Select the lines below containing the word "Hearth".
BEGIN
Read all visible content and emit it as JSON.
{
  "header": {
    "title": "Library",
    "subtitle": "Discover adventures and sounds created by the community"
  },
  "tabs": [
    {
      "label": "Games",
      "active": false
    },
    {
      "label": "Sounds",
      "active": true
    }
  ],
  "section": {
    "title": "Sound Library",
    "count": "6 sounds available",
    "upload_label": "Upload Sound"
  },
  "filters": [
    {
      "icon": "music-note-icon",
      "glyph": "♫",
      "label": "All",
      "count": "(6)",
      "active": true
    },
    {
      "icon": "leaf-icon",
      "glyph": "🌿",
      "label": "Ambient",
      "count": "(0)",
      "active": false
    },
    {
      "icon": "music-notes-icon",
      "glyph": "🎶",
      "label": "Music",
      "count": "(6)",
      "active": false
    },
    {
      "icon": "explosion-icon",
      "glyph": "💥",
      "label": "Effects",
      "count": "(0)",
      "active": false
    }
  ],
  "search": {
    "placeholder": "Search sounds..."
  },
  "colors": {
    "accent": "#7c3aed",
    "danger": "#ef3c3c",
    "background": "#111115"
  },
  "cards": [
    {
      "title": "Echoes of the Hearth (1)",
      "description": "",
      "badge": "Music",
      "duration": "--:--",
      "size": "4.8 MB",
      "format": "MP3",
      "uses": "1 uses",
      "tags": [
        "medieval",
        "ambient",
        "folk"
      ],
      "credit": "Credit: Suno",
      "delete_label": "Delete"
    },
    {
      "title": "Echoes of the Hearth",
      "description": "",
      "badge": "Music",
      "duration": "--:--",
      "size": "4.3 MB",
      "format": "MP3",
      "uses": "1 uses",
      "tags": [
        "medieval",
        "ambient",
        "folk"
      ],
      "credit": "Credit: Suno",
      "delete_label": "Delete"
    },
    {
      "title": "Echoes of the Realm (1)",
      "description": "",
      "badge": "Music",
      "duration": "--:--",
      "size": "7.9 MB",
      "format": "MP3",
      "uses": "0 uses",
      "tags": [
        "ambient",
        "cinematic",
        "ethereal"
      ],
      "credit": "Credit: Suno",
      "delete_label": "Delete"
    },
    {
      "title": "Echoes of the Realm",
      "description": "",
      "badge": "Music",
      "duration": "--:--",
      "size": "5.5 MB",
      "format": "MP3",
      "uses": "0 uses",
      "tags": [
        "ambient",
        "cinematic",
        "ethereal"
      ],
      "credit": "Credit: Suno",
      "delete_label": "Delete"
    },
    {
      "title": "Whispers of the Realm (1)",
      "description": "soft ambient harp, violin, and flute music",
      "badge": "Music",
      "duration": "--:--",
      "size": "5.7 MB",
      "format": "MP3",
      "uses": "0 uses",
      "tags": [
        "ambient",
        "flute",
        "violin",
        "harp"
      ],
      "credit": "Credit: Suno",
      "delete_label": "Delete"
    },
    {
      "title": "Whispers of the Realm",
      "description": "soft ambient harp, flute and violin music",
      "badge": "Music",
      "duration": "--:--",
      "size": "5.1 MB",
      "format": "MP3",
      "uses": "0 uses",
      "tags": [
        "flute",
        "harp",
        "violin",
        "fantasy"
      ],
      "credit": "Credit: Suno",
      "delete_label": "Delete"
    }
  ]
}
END
▸ Answer to the problem
      "title": "Echoes of the Hearth (1)",
      "title": "Echoes of the Hearth",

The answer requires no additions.